Yesterday I shut down DeskHoppa. It wasn’t an easy decision but it was the right decision. It surprised a few people that I’d do such a thing and there were a few messages from dear friends wondering if I’d made the right call.

And no, I didn’t delete the code but I did delete all the data.

Marketplace Startups Are Hard

That’s the plain and simple fact. While it’s all very well knowing that there are buyers and sellers out in the market place, actually tying them together via your service is really hard. You are effectively marketing to two sides of the coin, it’s not a simple equation to complete either.

One of the hardest things to solve is in the initial stages. In DeskHoppa’s case you need hosts listing in order to get users searching. Hosts were the hardest customer to get on board, the require convincing and the harsh reality is that most don’t trust you until you can really convince them.

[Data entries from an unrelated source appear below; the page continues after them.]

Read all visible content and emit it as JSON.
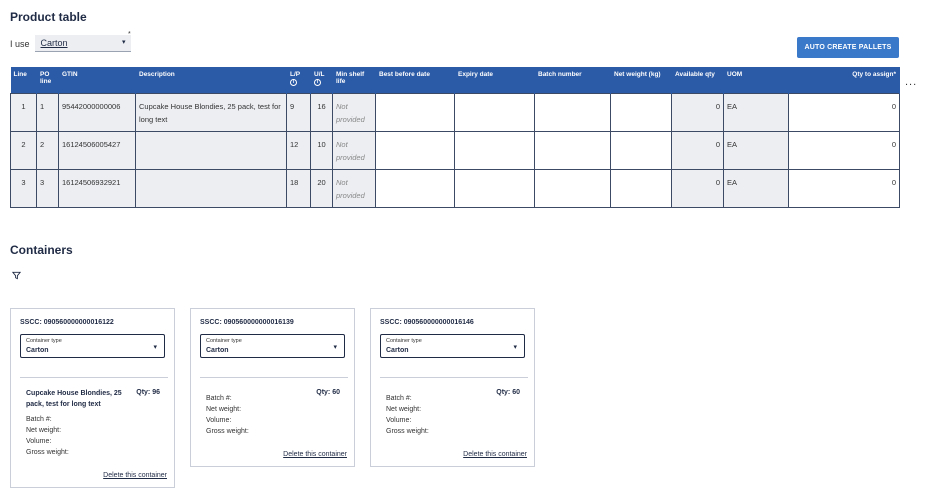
{
  "product_table": {
    "title": "Product table",
    "i_use_label": "I use",
    "i_use_value": "Carton",
    "required_mark": "*",
    "auto_create_label": "AUTO CREATE PALLETS",
    "more_label": "...",
    "columns": {
      "line": "Line",
      "po_line_1": "PO",
      "po_line_2": "line",
      "gtin": "GTIN",
      "description": "Description",
      "lp": "L/P",
      "ul": "U/L",
      "info_icon": "i",
      "min_shelf_1": "Min shelf",
      "min_shelf_2": "life",
      "best_before": "Best before date",
      "expiry": "Expiry date",
      "batch": "Batch number",
      "net_weight": "Net weight (kg)",
      "available_qty": "Available qty",
      "uom": "UOM",
      "qty_to_assign": "Qty to assign*"
    },
    "rows": [
      {
        "line": "1",
        "po_line": "1",
        "gtin": "95442000000006",
        "description": "Cupcake House Blondies, 25 pack, test for long text",
        "lp": "9",
        "ul": "16",
        "min_shelf_1": "Not",
        "min_shelf_2": "provided",
        "best_before": "",
        "expiry": "",
        "batch": "",
        "net_weight": "",
        "available_qty": "0",
        "uom": "EA",
        "qty_to_assign": "0"
      },
      {
        "line": "2",
        "po_line": "2",
        "gtin": "16124506005427",
        "description": "",
        "lp": "12",
        "ul": "10",
        "min_shelf_1": "Not",
        "min_shelf_2": "provided",
        "best_before": "",
        "expiry": "",
        "batch": "",
        "net_weight": "",
        "available_qty": "0",
        "uom": "EA",
        "qty_to_assign": "0"
      },
      {
        "line": "3",
        "po_line": "3",
        "gtin": "16124506932921",
        "description": "",
        "lp": "18",
        "ul": "20",
        "min_shelf_1": "Not",
        "min_shelf_2": "provided",
        "best_before": "",
        "expiry": "",
        "batch": "",
        "net_weight": "",
        "available_qty": "0",
        "uom": "EA",
        "qty_to_assign": "0"
      }
    ]
  },
  "containers": {
    "title": "Containers",
    "filter_icon": "filter-icon",
    "cards": [
      {
        "sscc": "SSCC: 090560000000016122",
        "type_label": "Container type",
        "type_value": "Carton",
        "product": "Cupcake House Blondies, 25 pack, test for long text",
        "qty": "Qty: 96",
        "batch": "Batch #:",
        "net_weight": "Net weight:",
        "volume": "Volume:",
        "gross_weight": "Gross weight:",
        "delete_label": "Delete this container"
      },
      {
        "sscc": "SSCC: 090560000000016139",
        "type_label": "Container type",
        "type_value": "Carton",
        "product": "",
        "qty": "Qty: 60",
        "batch": "Batch #:",
        "net_weight": "Net weight:",
        "volume": "Volume:",
        "gross_weight": "Gross weight:",
        "delete_label": "Delete this container"
      },
      {
        "sscc": "SSCC: 090560000000016146",
        "type_label": "Container type",
        "type_value": "Carton",
        "product": "",
        "qty": "Qty: 60",
        "batch": "Batch #:",
        "net_weight": "Net weight:",
        "volume": "Volume:",
        "gross_weight": "Gross weight:",
        "delete_label": "Delete this container"
      }
    ]
  },
  "colors": {
    "header_blue": "#2b5aa6",
    "button_blue": "#3a78c9",
    "grey_cell": "#eceef2",
    "text_dark": "#1f2a44"
  }
}
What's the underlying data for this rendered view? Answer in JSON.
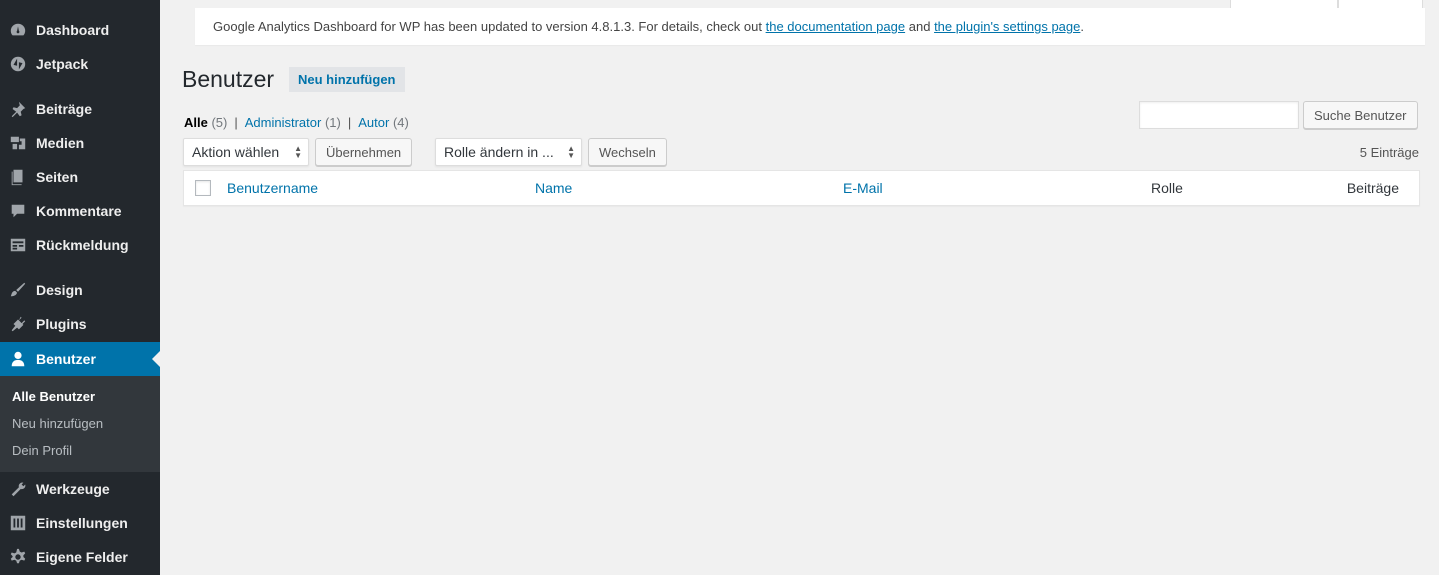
{
  "sidebar": {
    "items": [
      {
        "label": "Dashboard",
        "icon": "dashboard-icon"
      },
      {
        "label": "Jetpack",
        "icon": "jetpack-icon"
      },
      {
        "label": "Beiträge",
        "icon": "pin-icon"
      },
      {
        "label": "Medien",
        "icon": "media-icon"
      },
      {
        "label": "Seiten",
        "icon": "pages-icon"
      },
      {
        "label": "Kommentare",
        "icon": "comment-icon"
      },
      {
        "label": "Rückmeldung",
        "icon": "feedback-icon"
      },
      {
        "label": "Design",
        "icon": "brush-icon"
      },
      {
        "label": "Plugins",
        "icon": "plugin-icon"
      },
      {
        "label": "Benutzer",
        "icon": "user-icon"
      },
      {
        "label": "Werkzeuge",
        "icon": "wrench-icon"
      },
      {
        "label": "Einstellungen",
        "icon": "settings-sliders-icon"
      },
      {
        "label": "Eigene Felder",
        "icon": "gear-icon"
      }
    ],
    "submenu": [
      "Alle Benutzer",
      "Neu hinzufügen",
      "Dein Profil"
    ]
  },
  "notice": {
    "text": "Google Analytics Dashboard for WP has been updated to version 4.8.1.3. For details, check out",
    "link1": "the documentation page",
    "and": "and",
    "link2": "the plugin's settings page",
    "end": "."
  },
  "page": {
    "title": "Benutzer",
    "add_new": "Neu hinzufügen"
  },
  "filters": {
    "all": "Alle",
    "all_count": "(5)",
    "admin": "Administrator",
    "admin_count": "(1)",
    "author": "Autor",
    "author_count": "(4)",
    "sep": "|"
  },
  "search": {
    "button": "Suche Benutzer",
    "value": ""
  },
  "bulk": {
    "action_select": "Aktion wählen",
    "apply": "Übernehmen",
    "role_select": "Rolle ändern in ...",
    "change": "Wechseln",
    "count": "5 Einträge"
  },
  "table": {
    "columns": [
      "Benutzername",
      "Name",
      "E-Mail",
      "Rolle",
      "Beiträge"
    ]
  }
}
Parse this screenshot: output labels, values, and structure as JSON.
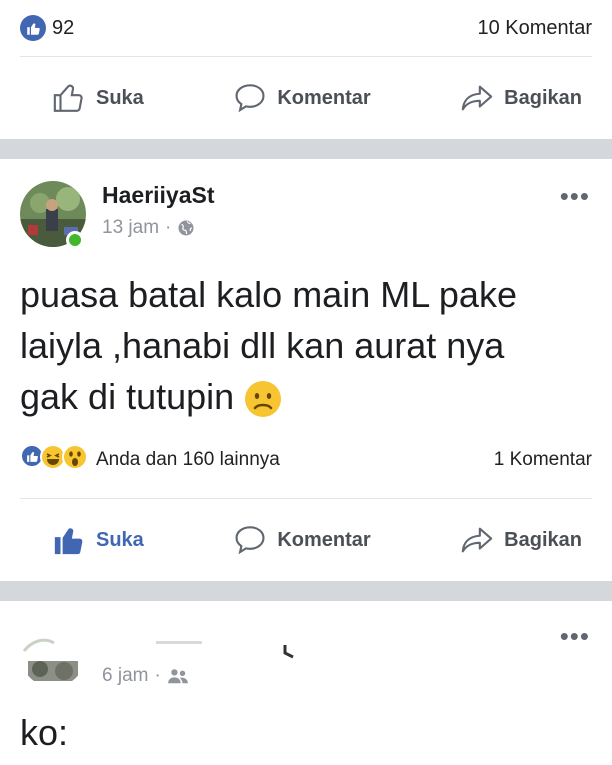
{
  "top_post": {
    "like_count": "92",
    "comment_count": "10 Komentar",
    "actions": {
      "like": "Suka",
      "comment": "Komentar",
      "share": "Bagikan"
    }
  },
  "post": {
    "author": "HaeriiyaSt",
    "time": "13 jam",
    "dot": "·",
    "text_lines": [
      "puasa batal kalo main ML pake",
      "laiyla ,hanabi dll kan aurat nya",
      "gak di tutupin"
    ],
    "reactions_text": "Anda dan 160 lainnya",
    "comment_count": "1 Komentar",
    "actions": {
      "like": "Suka",
      "comment": "Komentar",
      "share": "Bagikan"
    },
    "like_active_color": "#4267b2"
  },
  "next_post": {
    "time": "6 jam",
    "dot": "·",
    "text_partial": "ko:"
  },
  "icons": {
    "like_badge": "thumbs-up-icon",
    "globe": "globe-icon",
    "friends": "friends-icon",
    "more": "more-icon"
  },
  "colors": {
    "facebook_blue": "#4267b2",
    "online_green": "#42b72a",
    "meta_gray": "#90949c",
    "separator": "#d4d8dd"
  }
}
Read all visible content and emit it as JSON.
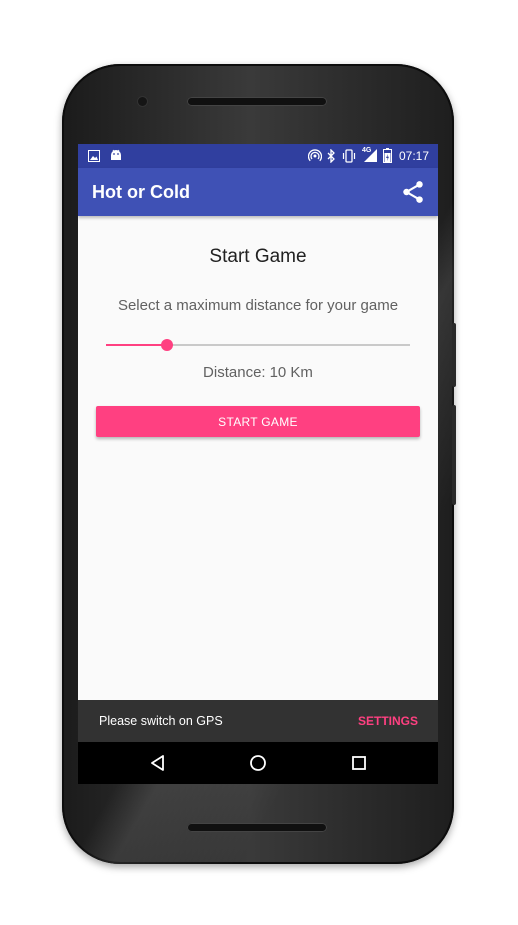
{
  "status_bar": {
    "time": "07:17",
    "network": "4G",
    "left_icons": [
      "image-icon",
      "android-icon"
    ],
    "right_icons": [
      "hotspot-icon",
      "bluetooth-icon",
      "vibrate-icon",
      "signal-icon",
      "battery-icon"
    ]
  },
  "app_bar": {
    "title": "Hot or Cold",
    "action_icon": "share-icon"
  },
  "main": {
    "heading": "Start Game",
    "subtitle": "Select a maximum distance for your game",
    "slider": {
      "value_fraction": 0.2
    },
    "distance_label": "Distance:",
    "distance_value": "10 Km",
    "start_button": "START GAME"
  },
  "snackbar": {
    "message": "Please switch on GPS",
    "action": "SETTINGS"
  },
  "nav_bar": {
    "buttons": [
      "back-icon",
      "home-icon",
      "recents-icon"
    ]
  },
  "colors": {
    "primary": "#3f51b5",
    "primary_dark": "#303f9f",
    "accent": "#ff4081",
    "snackbar": "#323232",
    "background": "#fafafa"
  }
}
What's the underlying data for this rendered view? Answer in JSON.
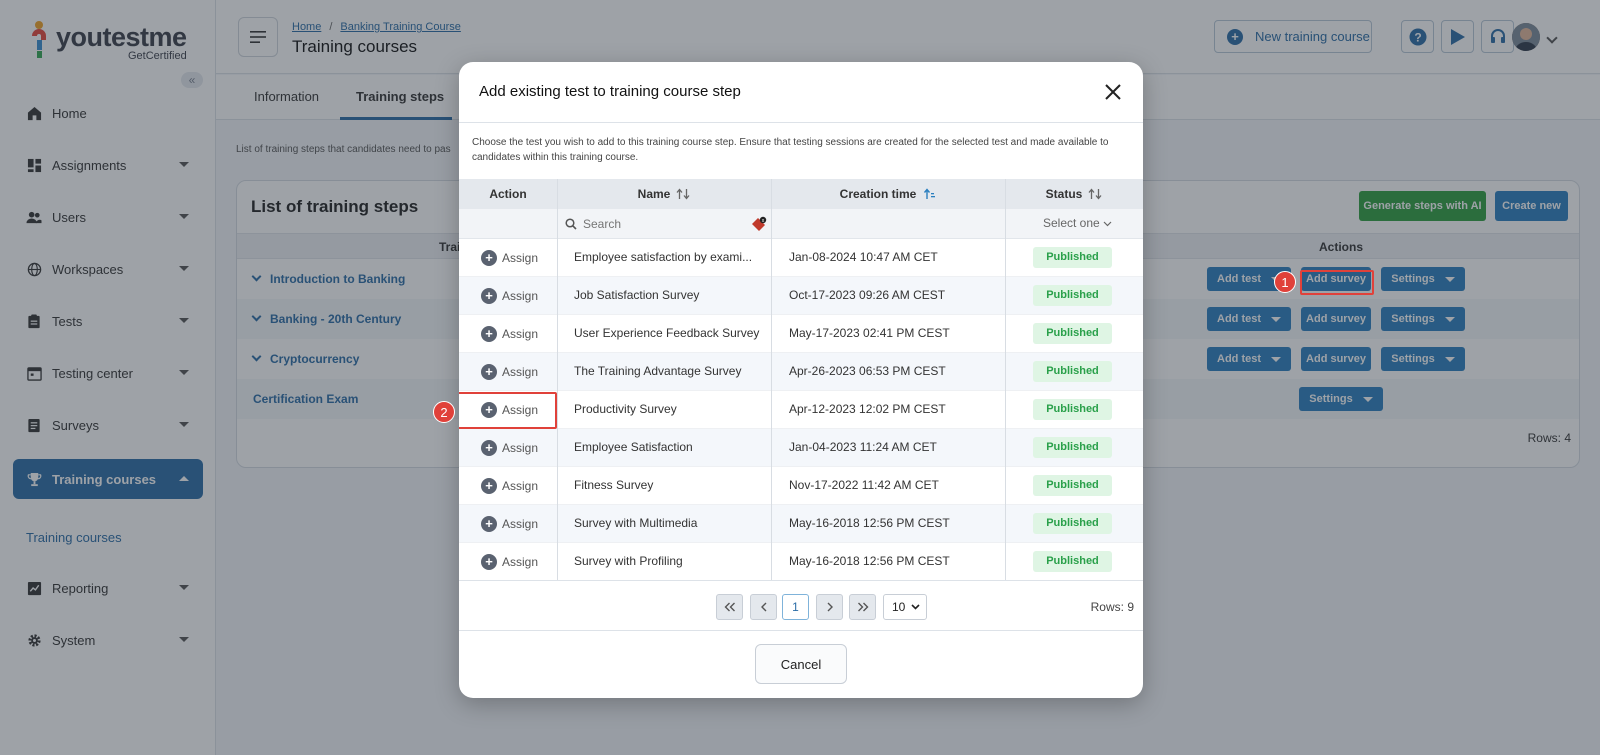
{
  "logo": {
    "brand": "youtestme",
    "tagline": "GetCertified"
  },
  "sidebar": {
    "collapse_label": "«",
    "items": [
      {
        "label": "Home",
        "icon": "home-icon",
        "has_caret": false
      },
      {
        "label": "Assignments",
        "icon": "assignments-icon",
        "has_caret": true
      },
      {
        "label": "Users",
        "icon": "users-icon",
        "has_caret": true
      },
      {
        "label": "Workspaces",
        "icon": "globe-icon",
        "has_caret": true
      },
      {
        "label": "Tests",
        "icon": "tests-icon",
        "has_caret": true
      },
      {
        "label": "Testing center",
        "icon": "calendar-icon",
        "has_caret": true
      },
      {
        "label": "Surveys",
        "icon": "surveys-icon",
        "has_caret": true
      },
      {
        "label": "Training courses",
        "icon": "trophy-icon",
        "has_caret": true,
        "active": true
      },
      {
        "label": "Reporting",
        "icon": "reporting-icon",
        "has_caret": true
      },
      {
        "label": "System",
        "icon": "gear-icon",
        "has_caret": true
      }
    ],
    "sub_item": "Training courses"
  },
  "header": {
    "breadcrumb": [
      "Home",
      "Banking Training Course"
    ],
    "breadcrumb_sep": "/",
    "title": "Training courses",
    "new_course_label": "New training course"
  },
  "tabs": [
    {
      "label": "Information",
      "active": false
    },
    {
      "label": "Training steps",
      "active": true
    }
  ],
  "content_desc": "List of training steps that candidates need to pas",
  "steps_card": {
    "title": "List of training steps",
    "generate_label": "Generate steps with AI",
    "create_label": "Create new",
    "col_steps": "Trai",
    "col_actions": "Actions",
    "rows": [
      {
        "name": "Introduction to Banking",
        "group": true,
        "buttons": [
          "Add test",
          "Add survey",
          "Settings"
        ]
      },
      {
        "name": "Banking - 20th Century",
        "group": true,
        "buttons": [
          "Add test",
          "Add survey",
          "Settings"
        ]
      },
      {
        "name": "Cryptocurrency",
        "group": true,
        "buttons": [
          "Add test",
          "Add survey",
          "Settings"
        ]
      },
      {
        "name": "Certification Exam",
        "group": false,
        "buttons": [
          "Settings"
        ]
      }
    ],
    "rows_count": "Rows: 4"
  },
  "callouts": {
    "one": "1",
    "two": "2"
  },
  "modal": {
    "title": "Add existing test to training course step",
    "description": "Choose the test you wish to add to this training course step. Ensure that testing sessions are created for the selected test and made available to candidates within this training course.",
    "columns": {
      "action": "Action",
      "name": "Name",
      "creation_time": "Creation time",
      "status": "Status"
    },
    "search_placeholder": "Search",
    "status_filter": "Select one",
    "assign_label": "Assign",
    "rows": [
      {
        "name": "Employee satisfaction by exami...",
        "time": "Jan-08-2024 10:47 AM CET",
        "status": "Published"
      },
      {
        "name": "Job Satisfaction Survey",
        "time": "Oct-17-2023 09:26 AM CEST",
        "status": "Published"
      },
      {
        "name": "User Experience Feedback Survey",
        "time": "May-17-2023 02:41 PM CEST",
        "status": "Published"
      },
      {
        "name": "The Training Advantage Survey",
        "time": "Apr-26-2023 06:53 PM CEST",
        "status": "Published"
      },
      {
        "name": "Productivity Survey",
        "time": "Apr-12-2023 12:02 PM CEST",
        "status": "Published"
      },
      {
        "name": "Employee Satisfaction",
        "time": "Jan-04-2023 11:24 AM CET",
        "status": "Published"
      },
      {
        "name": "Fitness Survey",
        "time": "Nov-17-2022 11:42 AM CET",
        "status": "Published"
      },
      {
        "name": "Survey with Multimedia",
        "time": "May-16-2018 12:56 PM CEST",
        "status": "Published"
      },
      {
        "name": "Survey with Profiling",
        "time": "May-16-2018 12:56 PM CEST",
        "status": "Published"
      }
    ],
    "pager": {
      "current_page": "1",
      "page_size": "10",
      "rows": "Rows: 9"
    },
    "cancel_label": "Cancel"
  },
  "colors": {
    "primary": "#2a6ca6",
    "button": "#2a7fbf",
    "ai_button": "#2e9e3e",
    "published_bg": "#dff5e4",
    "published_text": "#29a04a",
    "highlight": "#e0413a"
  }
}
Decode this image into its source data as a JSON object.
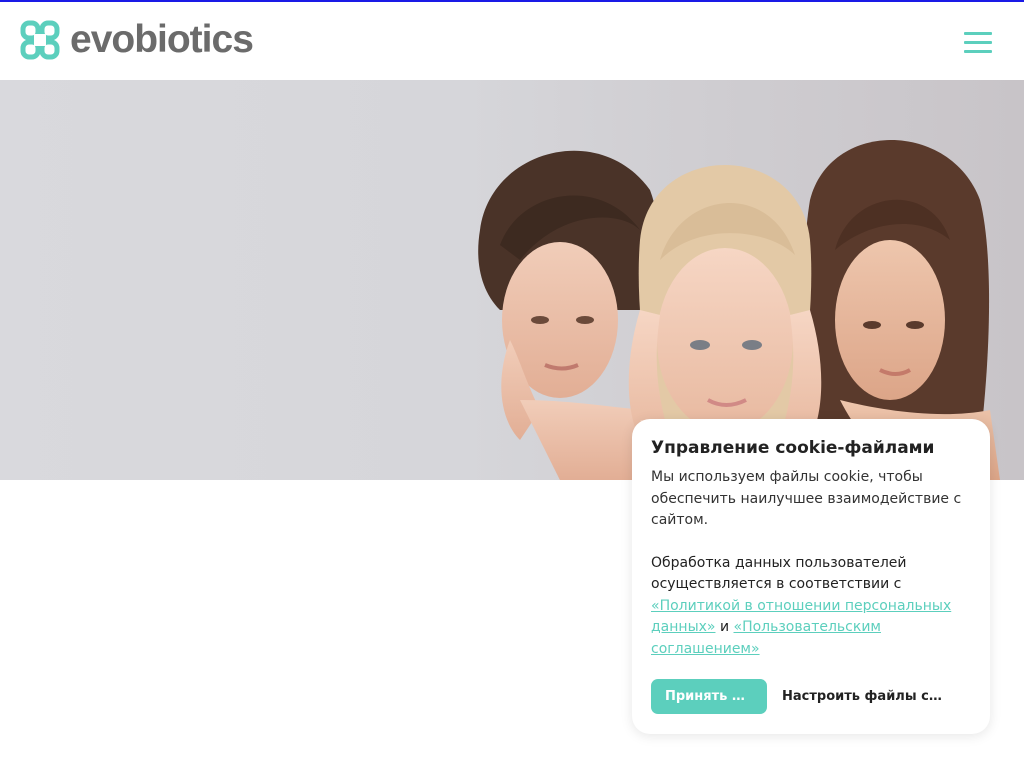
{
  "brand": {
    "name": "evobiotics",
    "accent_color": "#5ccfbd",
    "text_color": "#6b6b6b"
  },
  "header": {
    "menu_icon": "hamburger-menu-icon"
  },
  "hero": {
    "image": "photo of three women of different ages touching their faces"
  },
  "cookie_banner": {
    "title": "Управление cookie-файлами",
    "text": "Мы используем файлы cookie, чтобы обеспечить наилучшее взаимодействие с сайтом.",
    "policy_prefix": "Обработка данных пользователей осуществляется в соответствии с",
    "policy_link": "«Политикой в отношении персональных данных»",
    "conjunction": "и",
    "agreement_link": "«Пользовательским соглашением»",
    "accept_label": "Принять все",
    "settings_label": "Настроить файлы cookie"
  }
}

It’s a Numbers Game

Everyone I spoke to was lovely, “That’s a great idea, I needed that yesterday!”. The problem is that kind words do not put money in the bank. So you have to start with a figure in mind, £100,000 turnover for example and work backwards….

There’s 260 working days a year so that’s my frame of reference. £100,000 / 260 = £384.61 a day, that’s what I need to be doing as an average.

If my fees are £1.20 for every £10 booked (card fees are applied after so they don’t chew in to my margin), then I’m looking at 321 bookings a day. Now look at the real world side of that market, the funnel of users.

Search -> View -> Book. 

Assuming my booked users are the 321, I’m guessing the conversion rate is 3% from view to book (users just looking around do that, just look around). I need 10,700 host views a day based on my 321 @ 3%. That, however, is not the end of the story. Not everyone is going to be looking all the time, so far the assumption that 100% of the users are searching, that’s unrealistic. It’s probably 3% again, at best.

So what I’m really saying is I need 356,666 users signed up and booking daily to make £100k/year. Or 3.56m users to make a million revenue a year. That doesn’t even take hosts into account….

Facebook, Instagram, Twitter, Linkedin and GoogleAds…..

This is the first time I ran some experiments on ads. The ability to narrow in on target segments is critical, get that wrong and your spend vanishes in hours as a bunch of underage users poke around to see what you are doing.

Linkedin spends are quite expensive and at least they give a rough idea of the conversion (for my scenarios it was about 0.79%).

Ultimately boosting posts didn’t return anything, some nice users in the US and a two hosts who enquired. Once again though it’s a high volume numbers game, you need money to make money. I knew that all along.

There’s a Skill to Knowing When to Call it a Day

When I embarked on DeskHoppa I was under no illusions, building the service is the easy bit (well it is for me, I can write code quick). The key was always eyeballs and they’re really hard to get. If you fool yourself that folk always care then there’s a hard reality, the majority don’t, it takes time to get their attention and trust.

Knowing when to say, “that’s enough”, is done through various iterations of history. I’ve let things run too long before. Idea validation is the hard part and I don’t believe it’s about product market fit, it’s about market product fit. You have to build the market first, if that market doesn’t exist then you’ll spend a long while creating it. The first person I heard that flipped the whole Product/Market thing was Gretta Van Reil of SkinnyMeTea.

After review numbers and looking at what it might take to get things where they need to be, the right decision was made. There’s a worse position to be in, a service that just trickles money in but doesn’t quite break even. The signal that something is happening but not a volumes you need….. things can become a millstone quickly.

Finally….

There are some wonderful, supportive people out there. Ones who gave feedback, lists of improvements, shouted out repeatedly on social media. Ones who were blunt and told me the reasons why they wouldn’t host desks…. it was all valuable.

I emailed everyone the final email, to say thank you. You can’t just close a service and not say thanks. Some of the responses were lovely.

Thank you.